For those of us with small landscapes, dwarf cultivars of native plants can seem like a gift from heaven. Want to grow a particular native plant, but just don’t have the room? Have a straight species plant, like a native viburnum, that needs a pollinator partner for fruit production – but you just can’t squeeze another large viburnum in your landscape? Dwarf cultivars seem to satisfy that plant need, and for many of us – that plant lust – when we want a certain plant that we just can’t have….
If you aren’t seeing a wide variety of different pollinators in your landscape, it’s likely time to ramp up your plant diversity. Flowering plants have developed a number of traits to attract specific pollinators. Not all pollinators are attracted to, or can utilize, the same type of flowers.
Overall plant features such as flowering time, density of flowers, number of flowers, flower height, and spatial pattern of flowers can influence which pollinators will use a given plant. A pollinator’s body size, strength and tongue length also determine which plants can be accessed by which pollinators. Long-tongued bees and hummingbirds are adapted to plants with long, tubular flowers while shorter-tongued pollinators, like hover flies and European honey bees, require plants with more open flower structures.

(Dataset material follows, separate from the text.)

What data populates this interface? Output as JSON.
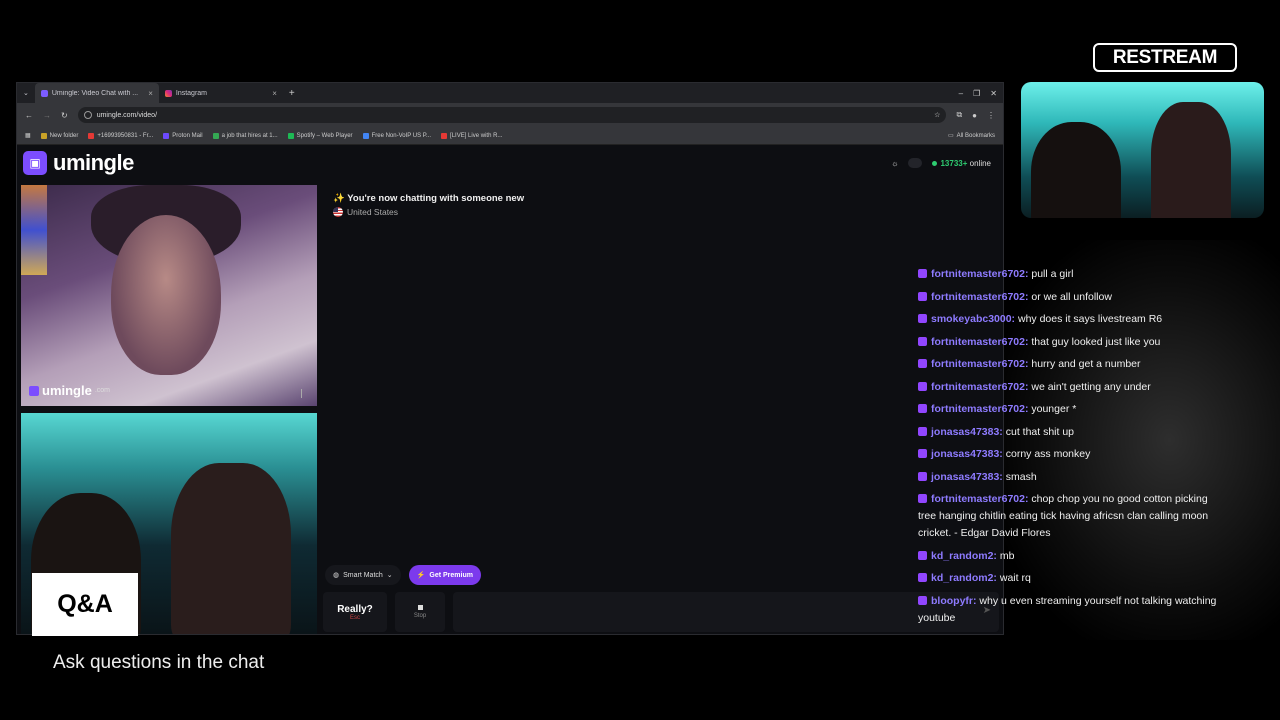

I first heard about Kim Eierman’s book The Pollinator Victory Garden at the beginning of the COVID-19 lockdown. While Eierman could not have predicted that the release of her book would coincide with a pandemic, the timing is particularly appropriate as more people are finding time to work in and enjoy their yards and gardens. Just as each person has their own role in helping slow the pandemic, each of us can play a part in supporting pollinators. While masks and hand sanitizers are important tools for the former goal, The Pollinator Victory Garden is a guide for the latter, inviting us to gain back some control of our environment and to do something beneficial during this unprecedented time.
I have a pollinator friendly garden in Maryland and I see very few pollinators this year. No butterflies. Only bumble bees. Have you noticed the same?
Things are not good for pollinators this year in the Northeast. I have seen relatively few pollinators and virtually no butterflies. I am getting similar reports from numerous people in various states in the Northeast from Massachusetts to Washington DC.
It’s hard to say exactly what is happening this year, beyond the ongoing insect apocalypse!…
“Interview with Farmer Fred” May 20, 2020
Houston Chronicle “Your Houston garden needs native bees. Here’s the buzz” May 21, 2020
Organic Hudson Valley Magazine, “Excerpt from The Pollinator Victory Garden” April 25, 2020
National Garden Bureau, “Excerpt from The Pollinator Victory Garden” April 22, 2020
Digging Cool Gardens in a Hot Climate, “Read This: The Pollinator Victory Garden” April 22, 2020